Bias and unfairness can also be found in the academic world. These problems were studied and countered in a case study presented in the paper by Daniel Kershaw from Elsevier. The results show that women and some protected groups, based on gender, race and age, receive fewer citations and have worse academic metrics due to biases. Based on the results from the study, the authors of the paper have evaluated various approaches for dealing with this problem.
By applying the approaches for dealing with biases, such as prohibiting the use of sensitive, protected features, and the features highly correlated with them, they can provide fairer and bias-free evaluations of journal reviews and can find reviewers more efficiently and more fairly.
Recommender Systems then and now

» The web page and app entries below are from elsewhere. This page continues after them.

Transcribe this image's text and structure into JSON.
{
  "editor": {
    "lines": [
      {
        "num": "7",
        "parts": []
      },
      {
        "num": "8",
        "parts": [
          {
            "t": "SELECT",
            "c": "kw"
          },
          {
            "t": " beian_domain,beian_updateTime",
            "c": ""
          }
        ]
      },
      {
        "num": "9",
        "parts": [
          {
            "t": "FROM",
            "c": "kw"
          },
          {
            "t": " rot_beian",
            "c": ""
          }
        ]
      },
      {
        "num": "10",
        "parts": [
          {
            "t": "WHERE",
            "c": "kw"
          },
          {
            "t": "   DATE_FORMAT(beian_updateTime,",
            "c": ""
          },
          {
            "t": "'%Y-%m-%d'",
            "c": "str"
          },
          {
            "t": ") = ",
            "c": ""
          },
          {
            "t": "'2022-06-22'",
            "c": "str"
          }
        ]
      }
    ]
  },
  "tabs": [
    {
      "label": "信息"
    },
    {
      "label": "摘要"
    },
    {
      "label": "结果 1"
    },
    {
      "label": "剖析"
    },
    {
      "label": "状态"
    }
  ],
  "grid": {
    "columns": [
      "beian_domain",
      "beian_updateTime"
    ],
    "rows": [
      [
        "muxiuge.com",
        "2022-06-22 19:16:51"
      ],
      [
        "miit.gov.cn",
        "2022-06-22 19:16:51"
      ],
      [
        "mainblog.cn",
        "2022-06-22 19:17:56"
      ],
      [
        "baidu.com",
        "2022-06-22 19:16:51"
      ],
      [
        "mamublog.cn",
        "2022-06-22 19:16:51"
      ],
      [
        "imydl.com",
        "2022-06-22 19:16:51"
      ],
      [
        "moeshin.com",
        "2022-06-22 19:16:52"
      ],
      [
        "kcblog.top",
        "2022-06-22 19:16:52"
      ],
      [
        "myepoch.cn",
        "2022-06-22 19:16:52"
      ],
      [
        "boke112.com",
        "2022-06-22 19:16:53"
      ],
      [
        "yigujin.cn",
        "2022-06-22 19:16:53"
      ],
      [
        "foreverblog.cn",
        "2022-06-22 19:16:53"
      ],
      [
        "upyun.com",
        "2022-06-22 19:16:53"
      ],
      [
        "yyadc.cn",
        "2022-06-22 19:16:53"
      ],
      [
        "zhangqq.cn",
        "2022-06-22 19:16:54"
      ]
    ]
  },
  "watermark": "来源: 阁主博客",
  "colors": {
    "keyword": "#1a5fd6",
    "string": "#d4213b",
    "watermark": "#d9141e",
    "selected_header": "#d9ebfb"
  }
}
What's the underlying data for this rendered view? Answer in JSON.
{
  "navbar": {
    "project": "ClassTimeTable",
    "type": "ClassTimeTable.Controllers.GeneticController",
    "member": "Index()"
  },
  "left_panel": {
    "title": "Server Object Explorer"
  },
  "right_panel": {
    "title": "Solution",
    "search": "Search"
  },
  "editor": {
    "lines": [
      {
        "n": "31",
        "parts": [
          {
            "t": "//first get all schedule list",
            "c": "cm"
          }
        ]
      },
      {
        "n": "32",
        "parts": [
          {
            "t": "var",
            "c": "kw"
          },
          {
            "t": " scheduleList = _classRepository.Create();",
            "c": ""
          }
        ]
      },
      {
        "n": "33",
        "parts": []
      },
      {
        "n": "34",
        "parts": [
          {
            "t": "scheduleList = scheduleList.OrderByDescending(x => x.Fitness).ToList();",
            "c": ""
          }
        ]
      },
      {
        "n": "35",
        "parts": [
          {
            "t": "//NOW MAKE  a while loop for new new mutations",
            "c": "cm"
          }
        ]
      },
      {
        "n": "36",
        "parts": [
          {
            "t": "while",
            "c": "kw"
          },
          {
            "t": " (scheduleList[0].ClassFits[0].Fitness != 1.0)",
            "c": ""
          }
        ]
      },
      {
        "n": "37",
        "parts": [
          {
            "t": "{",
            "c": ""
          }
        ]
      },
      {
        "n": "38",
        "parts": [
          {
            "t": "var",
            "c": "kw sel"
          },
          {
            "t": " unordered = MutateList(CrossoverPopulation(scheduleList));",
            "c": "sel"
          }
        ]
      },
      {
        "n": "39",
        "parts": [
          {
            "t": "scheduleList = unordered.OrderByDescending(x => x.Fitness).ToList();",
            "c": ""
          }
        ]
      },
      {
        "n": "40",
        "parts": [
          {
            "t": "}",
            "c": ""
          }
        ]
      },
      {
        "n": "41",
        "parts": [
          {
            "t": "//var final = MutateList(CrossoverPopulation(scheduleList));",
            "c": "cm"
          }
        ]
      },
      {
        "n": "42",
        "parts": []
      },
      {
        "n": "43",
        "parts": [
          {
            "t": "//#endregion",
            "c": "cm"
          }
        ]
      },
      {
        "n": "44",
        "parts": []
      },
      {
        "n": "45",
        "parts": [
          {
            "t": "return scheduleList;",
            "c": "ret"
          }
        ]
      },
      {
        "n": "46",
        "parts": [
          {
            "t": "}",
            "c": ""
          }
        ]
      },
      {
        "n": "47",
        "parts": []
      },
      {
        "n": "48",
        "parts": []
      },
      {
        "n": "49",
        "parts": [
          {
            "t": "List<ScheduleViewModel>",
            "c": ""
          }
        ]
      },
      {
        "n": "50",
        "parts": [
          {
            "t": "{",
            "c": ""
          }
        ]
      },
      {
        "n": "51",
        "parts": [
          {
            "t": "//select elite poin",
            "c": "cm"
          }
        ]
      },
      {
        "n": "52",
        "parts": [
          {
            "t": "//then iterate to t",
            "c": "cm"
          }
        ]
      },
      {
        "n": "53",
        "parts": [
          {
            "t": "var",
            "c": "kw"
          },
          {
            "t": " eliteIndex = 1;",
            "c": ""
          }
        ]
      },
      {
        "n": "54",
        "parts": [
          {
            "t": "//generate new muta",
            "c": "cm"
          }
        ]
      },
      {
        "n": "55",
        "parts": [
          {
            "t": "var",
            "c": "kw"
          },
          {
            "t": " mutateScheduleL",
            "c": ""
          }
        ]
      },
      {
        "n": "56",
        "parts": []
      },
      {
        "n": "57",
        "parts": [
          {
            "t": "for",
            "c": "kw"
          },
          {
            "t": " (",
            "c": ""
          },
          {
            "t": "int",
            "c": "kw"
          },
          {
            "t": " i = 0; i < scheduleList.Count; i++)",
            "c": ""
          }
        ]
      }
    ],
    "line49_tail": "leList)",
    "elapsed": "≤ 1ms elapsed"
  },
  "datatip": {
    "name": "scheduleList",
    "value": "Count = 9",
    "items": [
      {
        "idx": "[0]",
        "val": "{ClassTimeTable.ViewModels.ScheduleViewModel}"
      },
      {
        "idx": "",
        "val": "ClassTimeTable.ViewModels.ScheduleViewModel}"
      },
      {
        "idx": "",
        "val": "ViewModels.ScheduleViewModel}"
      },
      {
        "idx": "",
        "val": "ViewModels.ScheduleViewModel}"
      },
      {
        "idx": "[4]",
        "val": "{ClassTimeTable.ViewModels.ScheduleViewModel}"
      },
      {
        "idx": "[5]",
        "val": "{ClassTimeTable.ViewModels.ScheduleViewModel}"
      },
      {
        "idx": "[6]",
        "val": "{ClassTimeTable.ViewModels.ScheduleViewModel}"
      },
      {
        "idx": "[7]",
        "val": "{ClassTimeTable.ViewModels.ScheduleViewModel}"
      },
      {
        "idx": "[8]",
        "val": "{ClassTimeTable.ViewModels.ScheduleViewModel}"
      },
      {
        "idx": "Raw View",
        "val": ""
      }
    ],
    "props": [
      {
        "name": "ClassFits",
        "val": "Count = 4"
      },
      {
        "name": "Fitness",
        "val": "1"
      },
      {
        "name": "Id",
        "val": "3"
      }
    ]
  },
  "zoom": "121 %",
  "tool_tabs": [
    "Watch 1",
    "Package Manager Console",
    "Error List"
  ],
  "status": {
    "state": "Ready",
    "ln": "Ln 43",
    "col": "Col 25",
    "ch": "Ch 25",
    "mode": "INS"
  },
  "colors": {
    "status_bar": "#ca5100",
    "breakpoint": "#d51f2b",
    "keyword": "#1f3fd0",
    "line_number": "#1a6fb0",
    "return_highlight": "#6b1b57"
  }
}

The history of the ACM RecSys conference goes back to 2007, when it took place in Minnesota, USA. It was built on a legacy of research workshops and the “Recommenders 06 Summer School on the Present and Future of Recommender Systems”. During its first year, RecSys attracted 35 long paper submissions and 23 short paper submissions from 15 countries. It is interesting to look back and compare how recommender systems were perceived in the relatively recent past. (Source: https://recsys.acm.org/recsys07/)

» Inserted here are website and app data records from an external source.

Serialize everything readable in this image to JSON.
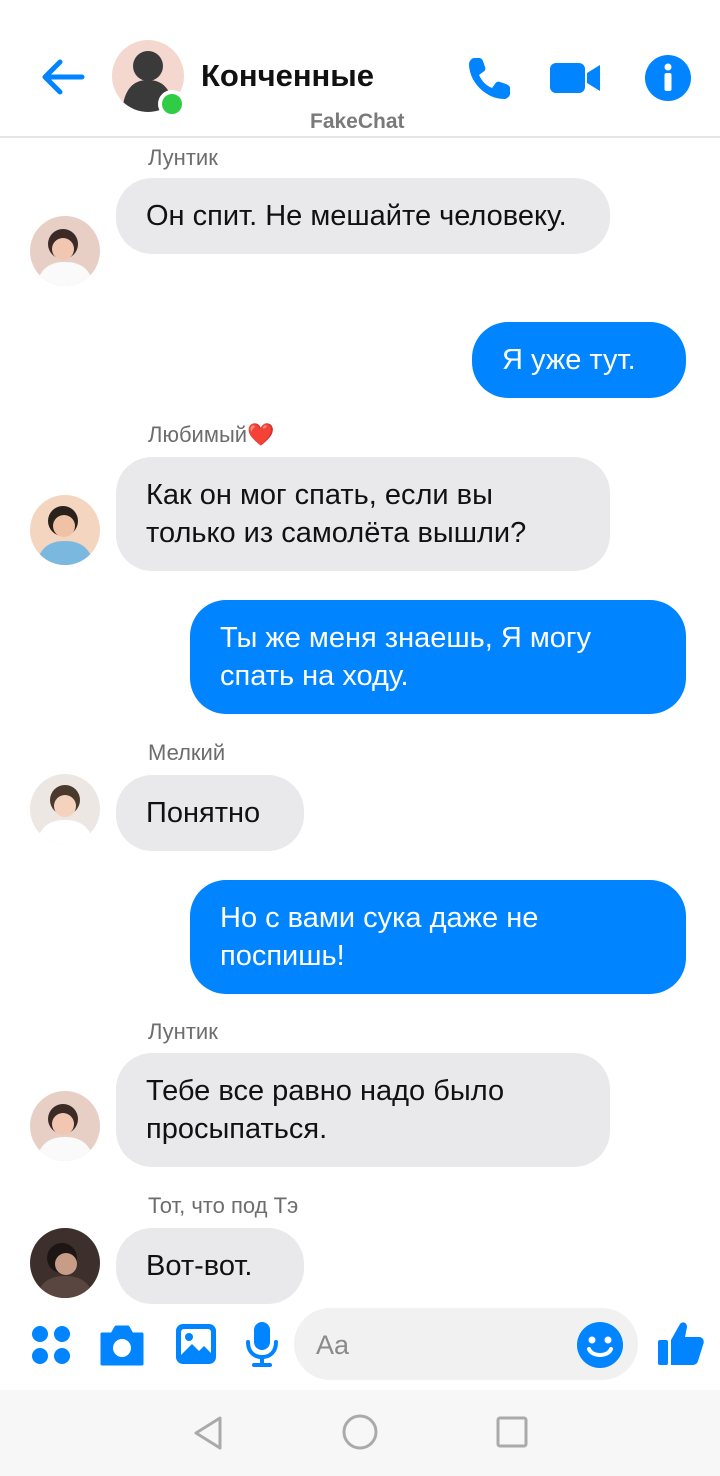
{
  "header": {
    "title": "Конченные",
    "watermark": "FakeChat",
    "icons": [
      "back-arrow-icon",
      "phone-icon",
      "video-camera-icon",
      "info-icon"
    ],
    "online": true
  },
  "colors": {
    "accent": "#0084ff",
    "incoming_bubble": "#e9e9eb",
    "online": "#31cc46"
  },
  "messages": [
    {
      "direction": "in",
      "sender": "Лунтик",
      "text": "Он спит. Не мешайте человеку."
    },
    {
      "direction": "out",
      "text": "Я уже тут."
    },
    {
      "direction": "in",
      "sender": "Любимый❤️",
      "text": "Как он мог спать, если вы только из самолёта вышли?"
    },
    {
      "direction": "out",
      "text": "Ты же меня знаешь, Я могу спать на ходу."
    },
    {
      "direction": "in",
      "sender": "Мелкий",
      "text": "Понятно"
    },
    {
      "direction": "out",
      "text": "Но с вами сука даже не поспишь!"
    },
    {
      "direction": "in",
      "sender": "Лунтик",
      "text": "Тебе все равно надо было просыпаться."
    },
    {
      "direction": "in",
      "sender": "Тот, что под Тэ",
      "text": "Вот-вот."
    }
  ],
  "composer": {
    "placeholder": "Aa",
    "icons": [
      "apps-grid-icon",
      "camera-icon",
      "gallery-icon",
      "microphone-icon",
      "emoji-icon",
      "thumbs-up-icon"
    ]
  },
  "navbar": {
    "icons": [
      "back-triangle-icon",
      "home-circle-icon",
      "recents-square-icon"
    ]
  }
}
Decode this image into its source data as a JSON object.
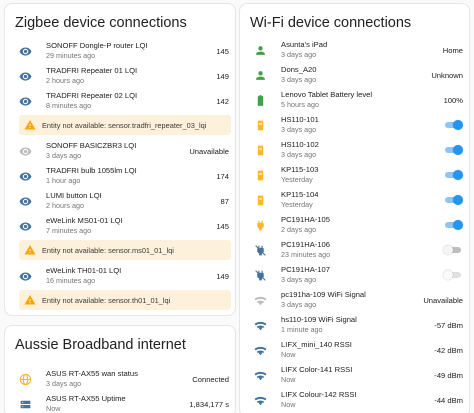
{
  "zigbee": {
    "title": "Zigbee device connections",
    "rows": [
      {
        "name": "SONOFF Dongle-P router LQI",
        "secondary": "29 minutes ago",
        "value": "145"
      },
      {
        "name": "TRADFRI Repeater 01 LQI",
        "secondary": "2 hours ago",
        "value": "149"
      },
      {
        "name": "TRADFRI Repeater 02 LQI",
        "secondary": "8 minutes ago",
        "value": "142"
      },
      {
        "warning": "Entity not available: sensor.tradfri_repeater_03_lqi"
      },
      {
        "name": "SONOFF BASICZBR3 LQI",
        "secondary": "3 days ago",
        "value": "Unavailable"
      },
      {
        "name": "TRADFRI bulb 1055lm LQI",
        "secondary": "1 hour ago",
        "value": "174"
      },
      {
        "name": "LUMI button LQI",
        "secondary": "2 hours ago",
        "value": "87"
      },
      {
        "name": "eWeLink MS01-01 LQI",
        "secondary": "7 minutes ago",
        "value": "145"
      },
      {
        "warning": "Entity not available: sensor.ms01_01_lqi"
      },
      {
        "name": "eWeLink TH01-01 LQI",
        "secondary": "16 minutes ago",
        "value": "149"
      },
      {
        "warning": "Entity not available: sensor.th01_01_lqi"
      }
    ]
  },
  "aussie": {
    "title": "Aussie Broadband internet",
    "rows": [
      {
        "name": "ASUS RT-AX55 wan status",
        "secondary": "3 days ago",
        "value": "Connected"
      },
      {
        "name": "ASUS RT-AX55 Uptime",
        "secondary": "Now",
        "value": "1,834,177 s"
      }
    ]
  },
  "wifi": {
    "title": "Wi-Fi device connections",
    "rows": [
      {
        "name": "Asunta's iPad",
        "secondary": "3 days ago",
        "value": "Home"
      },
      {
        "name": "Dons_A20",
        "secondary": "3 days ago",
        "value": "Unknown"
      },
      {
        "name": "Lenovo Tablet Battery level",
        "secondary": "5 hours ago",
        "value": "100%"
      },
      {
        "name": "HS110-101",
        "secondary": "3 days ago",
        "toggle": "on"
      },
      {
        "name": "HS110-102",
        "secondary": "3 days ago",
        "toggle": "on"
      },
      {
        "name": "KP115-103",
        "secondary": "Yesterday",
        "toggle": "on"
      },
      {
        "name": "KP115-104",
        "secondary": "Yesterday",
        "toggle": "on"
      },
      {
        "name": "PC191HA-105",
        "secondary": "2 days ago",
        "toggle": "on"
      },
      {
        "name": "PC191HA-106",
        "secondary": "23 minutes ago",
        "toggle": "off"
      },
      {
        "name": "PC191HA-107",
        "secondary": "3 days ago",
        "toggle": "disabled"
      },
      {
        "name": "pc191ha-109 WiFi Signal",
        "secondary": "3 days ago",
        "value": "Unavailable"
      },
      {
        "name": "hs110-109 WiFi Signal",
        "secondary": "1 minute ago",
        "value": "-57 dBm"
      },
      {
        "name": "LIFX_mini_140 RSSI",
        "secondary": "Now",
        "value": "-42 dBm"
      },
      {
        "name": "LIFX Color-141 RSSI",
        "secondary": "Now",
        "value": "-49 dBm"
      },
      {
        "name": "LIFX Colour-142 RSSI",
        "secondary": "Now",
        "value": "-44 dBm"
      }
    ]
  },
  "icons": {
    "zigbee": [
      "eye-icon",
      "eye-icon",
      "eye-icon",
      "warning-icon",
      "eye-off-icon",
      "eye-icon",
      "eye-icon",
      "eye-icon",
      "warning-icon",
      "eye-icon",
      "warning-icon"
    ],
    "aussie": [
      "globe-icon",
      "router-icon"
    ],
    "wifi": [
      "person-icon",
      "person-icon",
      "battery-icon",
      "plug-icon",
      "plug-icon",
      "plug-icon",
      "plug-icon",
      "power-plug-icon",
      "power-plug-off-icon",
      "power-plug-off-icon",
      "wifi-off-icon",
      "wifi-icon",
      "wifi-icon",
      "wifi-icon",
      "wifi-icon"
    ]
  },
  "colors": {
    "accent": "#2196f3",
    "icon": "#44739e",
    "warning": "#ffa600",
    "success": "#43a047",
    "amber": "#fdb728",
    "muted": "#9e9e9e"
  }
}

From its early days, ACM RecSys conference was a place where science has been meeting with industry in a close relationship. Back in 2007 recommender systems had emerged as “an important part of the solution to the information overload problem” and it was assumed or expected it would “provide users with proactive suggestions that are tailored to meet their particular information needs and preferences.” It seems natural that large commercial online services have become increasingly interested in them. (Source: https://dl.acm.org/doi/proceedings/10.1145/1297231)
Close ties between industry and science had been shown at the 15th year of the conference, too. Almost half of all presentations – 25, came directly from the industry. The key industry participants attending were AstraZeneca, Elsevier, Google, Facebook, Amazon and Netflix. The cooperations between industry and universities was represented in more than 5 presentations.
The conference was hosted in a variety of places across the world, such as Lausanne, New York, Barcelona, Chicago, Dublin, Hong Kong, Silicon Valley, Vienna, Boston, Como, Vancouver, Coppenhagen. In 2020 it took place online for the first time due to the Covid-19 pandemic.
In 2021, the conference was organized in a hybrid format, with part of the conference being held physically in Amsterdam, with a limited number of participants, and part of it online, using ZOOM and a platform for streaming, watching, and communicating with other participants, which was created specifically for the conference. The physical part of the conference lasted for 5 days (from Monday to Friday), with the online part lasting a bit longer (from Saturday to Saturday).
All in all, there were more than 60 speakers, about half of them presenting onsite, and the rest virtually. Besides speakers, there were also more than 20 participants presenting their results using posters and demos.
As it is typical at conferences, there were many opportunities for mingling and networking during coffee breaks. In addition, there were multiple social events for both online and offline participants, such as boat-tours around the city, karaoke nights on ZOOM, morning runs, and so on.
It is not easy to predict what the future has in store for us when it comes to conferencing in following years. I can, however, say that if there was another chance to attend another conference live, I would definitely go for it again.